While journalism allows us to see, hear and read about global problems, it is difficult to empathise with people in situations we are unable to experience. Whether it’s police brutality in the US or bombing in Syria, news reporting can feel removed, preventing us from feeling empowered to analyse the situation and act to help solve problems it highlights.
De la Pena has established the Emblematic Group to bring real-life experience to people through virtual reality (VR), so that “our audience can have critical thinking when they see these pieces and can make some judgement for themselves.”
In 2012, with the help of her intern, she created ‘Hunger’ – a short VR experience that put people on the same street as the man who collapsed while waiting to receive food donations in LA. The response was overwhelming – when Hunger premiered as the first VR film at the Sundance Festival, the audience got down on their knees to try and comfort the man, and many were crying by the time they took off their headsets.
A number of commissions followed. Emblematic VR productions have tackled civilian bombing in Syria, the use of force by US border police that led to the homicide of undocumented migrant Anastasio Hernandez Rojas, and the tragic shooting of teenager Trayvon Martin by neighbourhood watch volunteer George Zimmerman.
De la Pena has won the i-3 award at the 2016 Mirror Awards, which honour excellence in media reporting. To follow her work, visit www.emblematicgroup.com
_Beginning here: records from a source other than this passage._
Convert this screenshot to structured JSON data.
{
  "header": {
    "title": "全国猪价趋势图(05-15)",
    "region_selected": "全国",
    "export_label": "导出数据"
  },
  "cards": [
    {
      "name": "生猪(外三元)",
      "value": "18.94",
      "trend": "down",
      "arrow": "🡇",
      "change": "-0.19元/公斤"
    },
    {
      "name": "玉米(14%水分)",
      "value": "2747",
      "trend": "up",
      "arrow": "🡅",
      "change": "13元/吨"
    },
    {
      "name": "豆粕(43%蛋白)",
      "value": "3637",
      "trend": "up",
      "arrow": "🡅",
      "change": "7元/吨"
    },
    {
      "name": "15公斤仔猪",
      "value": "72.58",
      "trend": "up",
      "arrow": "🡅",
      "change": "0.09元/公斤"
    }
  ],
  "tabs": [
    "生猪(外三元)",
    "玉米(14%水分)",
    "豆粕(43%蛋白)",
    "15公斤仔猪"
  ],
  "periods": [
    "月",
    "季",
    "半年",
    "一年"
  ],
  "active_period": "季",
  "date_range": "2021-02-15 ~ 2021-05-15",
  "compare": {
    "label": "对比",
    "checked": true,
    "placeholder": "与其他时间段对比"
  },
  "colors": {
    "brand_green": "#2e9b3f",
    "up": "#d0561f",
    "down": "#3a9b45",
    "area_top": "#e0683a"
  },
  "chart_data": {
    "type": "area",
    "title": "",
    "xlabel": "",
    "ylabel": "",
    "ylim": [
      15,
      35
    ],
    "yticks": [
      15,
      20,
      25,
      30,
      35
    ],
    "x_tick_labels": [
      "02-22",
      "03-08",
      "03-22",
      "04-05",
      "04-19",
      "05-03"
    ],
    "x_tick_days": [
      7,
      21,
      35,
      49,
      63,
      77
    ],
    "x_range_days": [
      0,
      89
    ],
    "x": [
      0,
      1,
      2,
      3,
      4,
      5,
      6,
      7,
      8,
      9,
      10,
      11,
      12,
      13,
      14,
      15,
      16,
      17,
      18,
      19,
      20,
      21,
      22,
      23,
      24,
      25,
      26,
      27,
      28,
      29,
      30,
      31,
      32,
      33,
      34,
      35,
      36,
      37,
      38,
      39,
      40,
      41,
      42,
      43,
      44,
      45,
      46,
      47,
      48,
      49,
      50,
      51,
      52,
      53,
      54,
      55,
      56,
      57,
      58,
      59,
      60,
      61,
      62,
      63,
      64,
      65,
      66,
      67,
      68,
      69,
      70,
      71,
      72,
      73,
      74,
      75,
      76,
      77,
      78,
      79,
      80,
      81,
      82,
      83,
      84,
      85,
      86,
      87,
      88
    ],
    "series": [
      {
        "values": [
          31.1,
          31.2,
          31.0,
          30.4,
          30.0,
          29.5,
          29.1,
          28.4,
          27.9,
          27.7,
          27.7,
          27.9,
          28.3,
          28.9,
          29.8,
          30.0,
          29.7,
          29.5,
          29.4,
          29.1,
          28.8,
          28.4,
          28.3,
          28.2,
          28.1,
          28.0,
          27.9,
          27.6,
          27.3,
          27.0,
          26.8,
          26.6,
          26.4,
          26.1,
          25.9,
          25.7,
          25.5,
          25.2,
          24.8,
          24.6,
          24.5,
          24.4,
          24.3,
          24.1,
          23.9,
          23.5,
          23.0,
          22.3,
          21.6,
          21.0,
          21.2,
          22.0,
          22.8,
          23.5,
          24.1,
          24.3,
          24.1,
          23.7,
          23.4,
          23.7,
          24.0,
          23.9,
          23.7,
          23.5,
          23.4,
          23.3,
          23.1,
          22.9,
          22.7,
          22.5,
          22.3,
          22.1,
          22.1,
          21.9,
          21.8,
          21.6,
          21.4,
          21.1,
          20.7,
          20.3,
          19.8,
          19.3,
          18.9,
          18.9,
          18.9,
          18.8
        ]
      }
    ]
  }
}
Image courtesy of Emblematic Group
Last updated: 10th of August, 2016